FDA Is In The Dark About Its Revised Zika Guidelines In New York

George Koshy, a Stony Brook senior, donates blood to help out people like his mother, who has Leukemia.

By Raghava Lakshminarayana and Yawen Tang

The FDA is in the dark about whether their revised Zika safety guidelines for blood transmission have been met by New York State hospitals as of their September 26th deadline, FDA sources said.

The guidelines established different deadlines for different states. New York was one of the 11 states that had a 4-week window to update its Zika screening practices. Other states have received up to 12 weeks to follow suit.
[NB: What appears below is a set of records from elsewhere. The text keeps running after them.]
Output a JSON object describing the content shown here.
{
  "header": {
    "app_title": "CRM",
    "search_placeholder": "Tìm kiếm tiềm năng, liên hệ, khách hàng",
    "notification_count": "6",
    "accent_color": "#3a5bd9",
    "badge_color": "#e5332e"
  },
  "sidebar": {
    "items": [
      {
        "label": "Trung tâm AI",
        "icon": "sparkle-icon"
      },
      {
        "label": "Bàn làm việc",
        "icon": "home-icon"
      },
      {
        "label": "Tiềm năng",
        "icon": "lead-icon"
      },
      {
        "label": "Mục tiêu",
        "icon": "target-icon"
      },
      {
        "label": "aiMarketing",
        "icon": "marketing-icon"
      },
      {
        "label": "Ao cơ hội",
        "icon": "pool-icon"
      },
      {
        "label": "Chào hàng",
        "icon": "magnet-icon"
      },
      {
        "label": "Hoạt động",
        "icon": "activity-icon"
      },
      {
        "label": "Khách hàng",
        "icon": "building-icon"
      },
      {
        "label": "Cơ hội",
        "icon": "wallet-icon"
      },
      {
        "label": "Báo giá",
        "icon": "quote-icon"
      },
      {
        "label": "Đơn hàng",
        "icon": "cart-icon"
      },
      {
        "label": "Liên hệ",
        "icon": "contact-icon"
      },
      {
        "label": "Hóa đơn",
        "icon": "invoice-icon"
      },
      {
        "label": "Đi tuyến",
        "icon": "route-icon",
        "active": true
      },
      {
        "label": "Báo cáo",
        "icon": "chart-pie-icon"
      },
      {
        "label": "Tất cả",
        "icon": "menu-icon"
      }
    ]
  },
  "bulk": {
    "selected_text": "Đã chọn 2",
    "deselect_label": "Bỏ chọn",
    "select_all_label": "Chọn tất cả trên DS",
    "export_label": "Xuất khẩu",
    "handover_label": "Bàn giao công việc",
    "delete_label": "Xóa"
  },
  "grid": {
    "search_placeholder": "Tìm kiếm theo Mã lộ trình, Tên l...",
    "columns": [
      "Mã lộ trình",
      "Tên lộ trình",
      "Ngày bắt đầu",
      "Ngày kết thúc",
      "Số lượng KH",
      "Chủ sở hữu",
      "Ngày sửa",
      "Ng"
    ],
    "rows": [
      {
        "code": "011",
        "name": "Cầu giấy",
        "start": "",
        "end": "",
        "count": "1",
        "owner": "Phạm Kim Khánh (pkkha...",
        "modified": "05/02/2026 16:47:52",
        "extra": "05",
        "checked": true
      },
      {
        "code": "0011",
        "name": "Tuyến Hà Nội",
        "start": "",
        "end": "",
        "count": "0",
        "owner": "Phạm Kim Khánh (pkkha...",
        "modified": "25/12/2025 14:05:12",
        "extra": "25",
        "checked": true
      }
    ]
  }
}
But as of today, the FDA is uncertain whether these practices have been implemented across the state.

“Although the FDA does not currently have specific data on each State, the Agency expects that blood establishments will be able to implement testing within the timeframe in the guidance,” Paul Richards, a public affairs specialist for the FDA, said.

The revised guidelines require all donated blood to be screened for Zika, alongside the other routine tests that take place during blood testing. But, according to the Center for Disease Control and Prevention, “there is no FDA-licensed test for Zika virus (…) testing for Zika became available through two separate Investigational New Drug (IND) applications for blood collected in Puerto Rico and the continental United States.”

“The Red Cross has begun blood donor screening tests for Zika virus in the state of New York,” Patty Corvaia, the American Red Cross’ External Communications Managers, said.

According to the FDA revised guidelines: “Because of their proximity to areas with locally acquired mosquito-borne cases of ZIKV or because of other epidemiological linkage to ZIKV, such as the number of travel-associated cases reported in a state, blood establishments that collect Whole Blood and blood components in Alabama, Arizona, California, Georgia, Hawaii, Louisiana, Mississippi, New Mexico, New York, South Carolina and Texas should implement the recommendations as soon as feasible, but not later than 4 weeks after the guidance issue date.”

“Evidence is very compelling and therefore, ethically, we must do it in order to protect patients,” Dr. Dennis Galanakis, a doctor at the Stony Brook Hospital, in Long Island, NY, said. Galanakis said that the Stony Brook blood bank has adopted the FDA’s recommendations within the 4-week deadline.

These guidelines are also being implemented in local blood drives held by the New York Blood Center (NYBC).

“I haven’t traveled since the whole zika thing became a prevalent issue. It was a question that I answered electronically before I talked to any of the people taking blood,” Ashley Tymann, a student at a local blood drive in Stony Brook University, said.  

“Following the guidance, we added a specific question to our donor health history questionnaire concerning travel to or residence in areas with local Zika virus transmission and we continue to ask donors to self-defer, or postpone their blood donation for four weeks, if they are at risk of Zika virus exposure,” The American Red Cross stated in their press release.

“The Stony Brook hospital collects over 20,000 pints of blood in a year,” Galanakis said. “We get about 10% of our units (blood) from internal collections,” he said. The rest of the blood is collected through the American Red Cross.

Different blood organizations have different numbers on the amount of samples that have tested positive. “We do know that from March 14 – August 31 just 0.10 percent of presenting Red Cross donors were deferred due to Zika virus,” said Patty Corvaia. “We haven’t had any positive tests so far,” Andrea Garcia, a media representative of the New York Blood Center said.

“The possibility that the positive [result] is real right now is very high but we want more donors to prove it,” Galanakis said. He believes that blood samples that test positive for Zika won’t have an effect on the amount of blood donations but only time will tell, he said.